**What is being asked:**
What number of lines in the entries hold the string "高等数学"? Answer with it alone.

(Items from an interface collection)
----

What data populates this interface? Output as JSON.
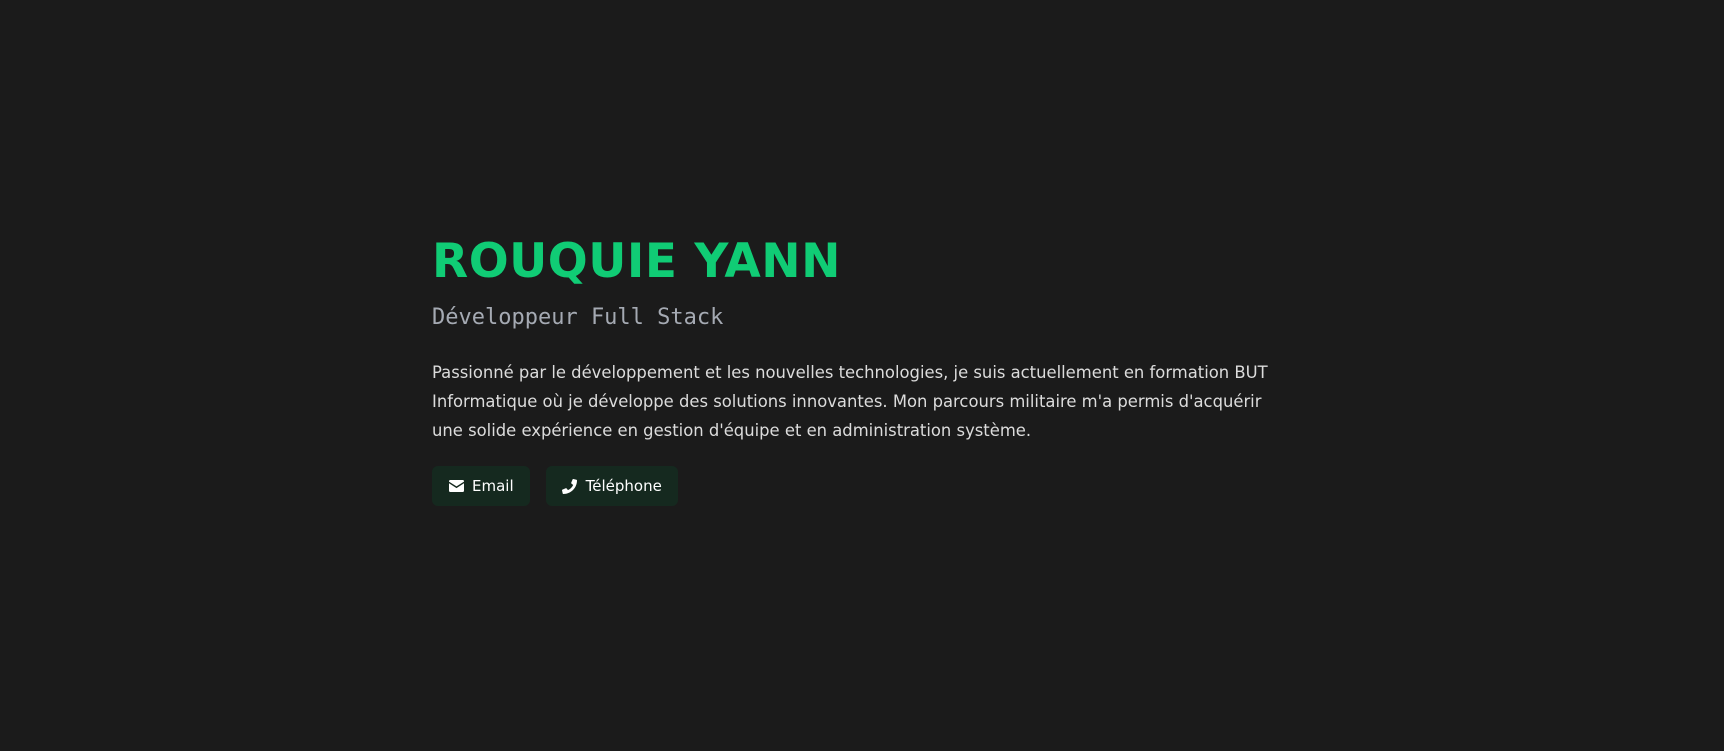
{
  "profile": {
    "name": "ROUQUIE YANN",
    "role": "Développeur Full Stack",
    "bio": "Passionné par le développement et les nouvelles technologies, je suis actuellement en formation BUT Informatique où je développe des solutions innovantes. Mon parcours militaire m'a permis d'acquérir une solide expérience en gestion d'équipe et en administration système."
  },
  "contact": {
    "email_label": "Email",
    "email_icon": "envelope-icon",
    "phone_label": "Téléphone",
    "phone_icon": "phone-icon"
  },
  "theme": {
    "background": "#1b1b1b",
    "accent": "#10cc75",
    "button_bg": "#15291f",
    "muted_text": "#a5aab3"
  }
}
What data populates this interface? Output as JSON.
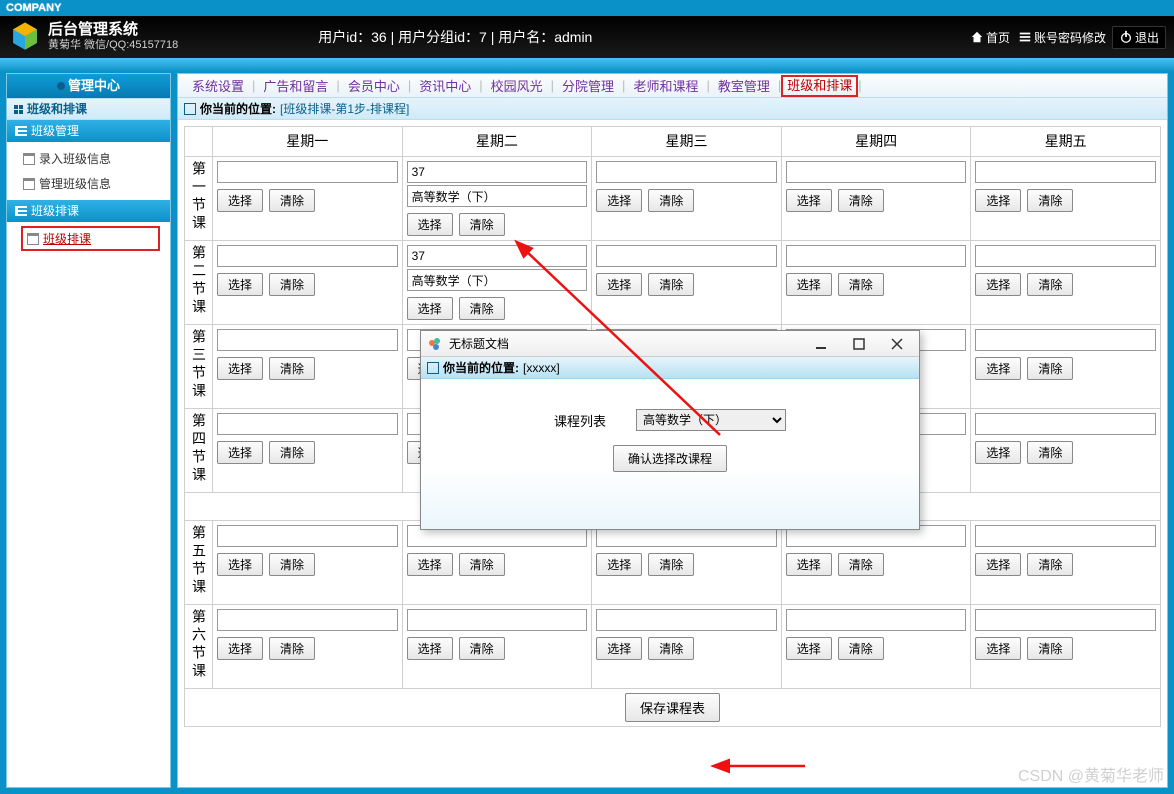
{
  "company": "COMPANY",
  "app_title": "后台管理系统",
  "app_sub": "黄菊华 微信/QQ:45157718",
  "user_line": "用户id：36 | 用户分组id：7 | 用户名：admin",
  "header_links": {
    "home": "首页",
    "pwd": "账号密码修改",
    "logout": "退出"
  },
  "sidebar": {
    "title": "管理中心",
    "section": "班级和排课",
    "group1": {
      "title": "班级管理",
      "items": [
        "录入班级信息",
        "管理班级信息"
      ]
    },
    "group2": {
      "title": "班级排课",
      "items": [
        "班级排课"
      ]
    }
  },
  "topnav": [
    "系统设置",
    "广告和留言",
    "会员中心",
    "资讯中心",
    "校园风光",
    "分院管理",
    "老师和课程",
    "教室管理",
    "班级和排课"
  ],
  "crumb": {
    "label": "你当前的位置:",
    "path": "[班级排课-第1步-排课程]"
  },
  "days": [
    "星期一",
    "星期二",
    "星期三",
    "星期四",
    "星期五"
  ],
  "periods": [
    "第一节课",
    "第二节课",
    "第三节课",
    "第四节课",
    "第五节课",
    "第六节课"
  ],
  "btn_select": "选择",
  "btn_clear": "清除",
  "btn_save": "保存课程表",
  "cells": {
    "p0d1_a": "37",
    "p0d1_b": "高等数学（下）",
    "p1d1_a": "37",
    "p1d1_b": "高等数学（下）"
  },
  "dialog": {
    "title": "无标题文档",
    "crumb_label": "你当前的位置:",
    "crumb_path": "[xxxxx]",
    "list_label": "课程列表",
    "option": "高等数学（下）",
    "confirm": "确认选择改课程"
  },
  "watermark": "CSDN @黄菊华老师"
}
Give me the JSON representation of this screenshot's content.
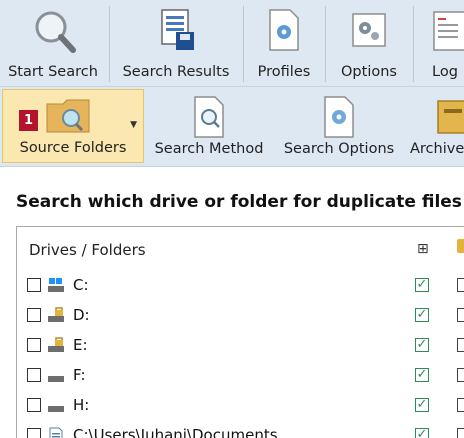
{
  "ribbon_top": {
    "buttons": [
      {
        "label": "Start Search",
        "icon": "magnifier-icon"
      },
      {
        "label": "Search Results",
        "icon": "results-save-icon"
      },
      {
        "label": "Profiles",
        "icon": "profiles-gear-icon"
      },
      {
        "label": "Options",
        "icon": "options-gear-icon"
      },
      {
        "label": "Log",
        "icon": "log-icon"
      }
    ]
  },
  "ribbon_second": {
    "buttons": [
      {
        "label": "Source Folders",
        "icon": "folder-search-icon",
        "badge": "1"
      },
      {
        "label": "Search Method",
        "icon": "document-search-icon"
      },
      {
        "label": "Search Options",
        "icon": "document-gear-icon"
      },
      {
        "label": "Archive",
        "icon": "archive-icon"
      }
    ]
  },
  "main": {
    "heading": "Search which drive or folder for duplicate files",
    "table": {
      "column_header": "Drives / Folders",
      "rows": [
        {
          "label": "C:",
          "icon": "windows-drive-icon",
          "subfolders": true
        },
        {
          "label": "D:",
          "icon": "locked-drive-icon",
          "subfolders": true
        },
        {
          "label": "E:",
          "icon": "locked-drive-icon",
          "subfolders": true
        },
        {
          "label": "F:",
          "icon": "drive-icon",
          "subfolders": true
        },
        {
          "label": "H:",
          "icon": "drive-icon",
          "subfolders": true
        },
        {
          "label": "C:\\Users\\Juhani\\Documents",
          "icon": "document-folder-icon",
          "subfolders": true
        }
      ]
    }
  },
  "colors": {
    "ribbon_bg": "#dde8f3",
    "active_bg": "#fbe7b0",
    "badge_bg": "#b3132b",
    "check_green": "#2e8b57"
  }
}
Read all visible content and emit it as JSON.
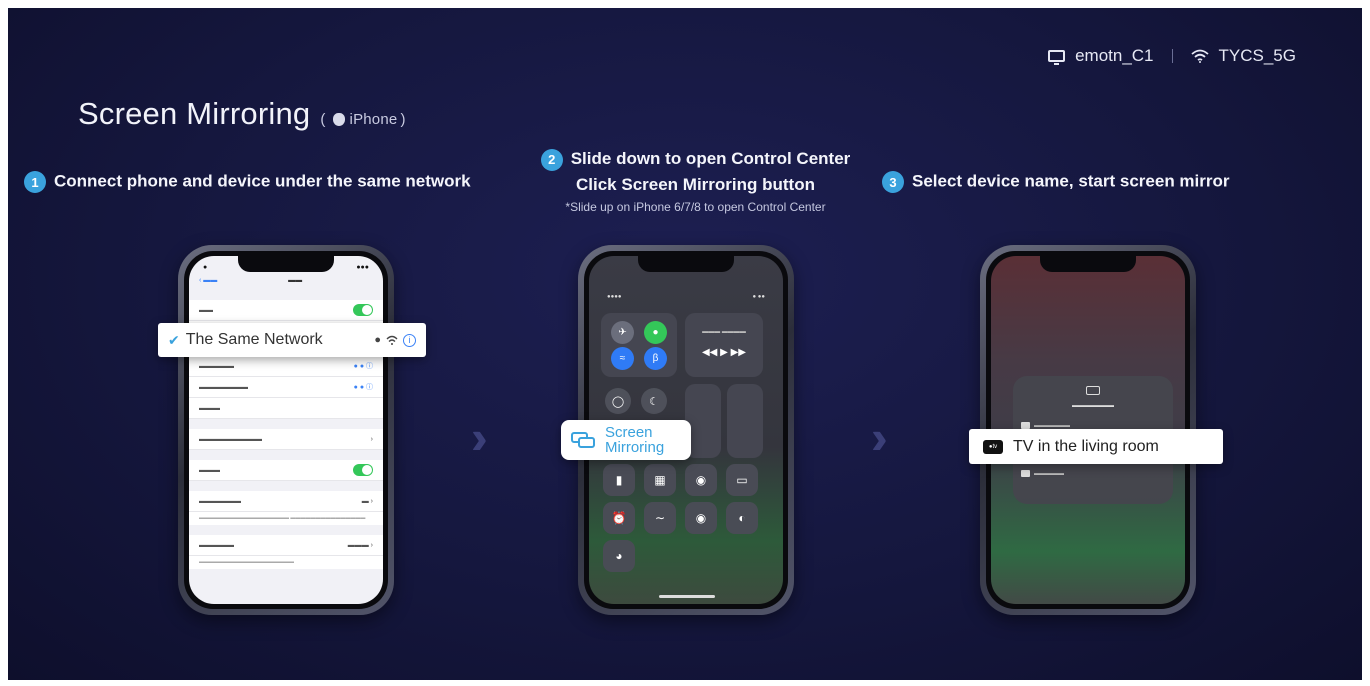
{
  "status": {
    "device_name": "emotn_C1",
    "network_name": "TYCS_5G",
    "device_icon": "tv-icon",
    "network_icon": "wifi-icon"
  },
  "title": {
    "main": "Screen Mirroring",
    "open_paren": "(",
    "platform": "iPhone",
    "close_paren": ")"
  },
  "steps": [
    {
      "number": "1",
      "text": "Connect phone and device under the same network"
    },
    {
      "number": "2",
      "line1": "Slide down to open Control Center",
      "line2": "Click Screen Mirroring button",
      "note": "*Slide up on iPhone 6/7/8 to open Control Center"
    },
    {
      "number": "3",
      "text": "Select device name, start screen mirror"
    }
  ],
  "callouts": {
    "network": "The Same Network",
    "mirroring_line1": "Screen",
    "mirroring_line2": "Mirroring",
    "device": "TV in the living room"
  },
  "colors": {
    "accent": "#3aa2dd",
    "background": "#15173e"
  }
}
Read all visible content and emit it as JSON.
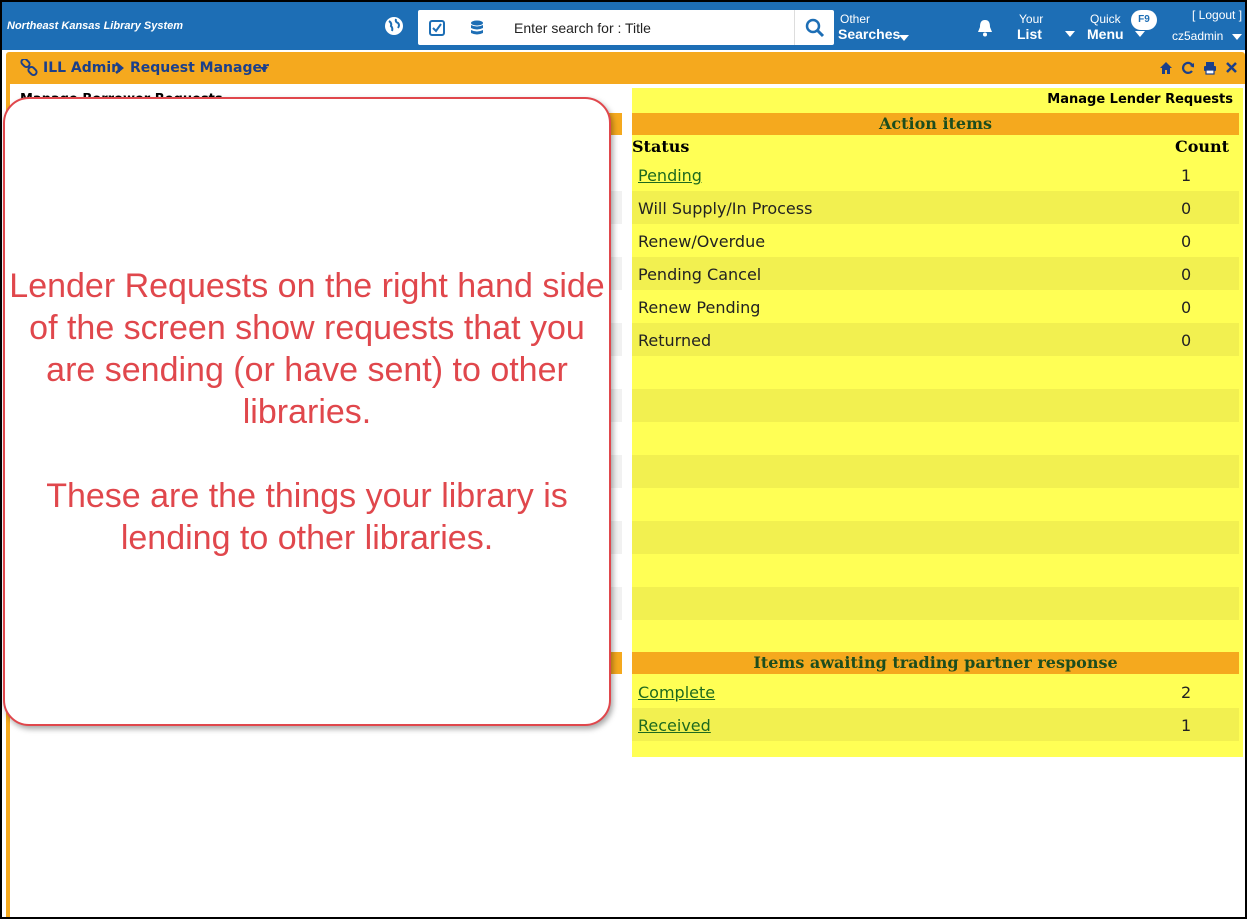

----

**Solution for this exercise:**
3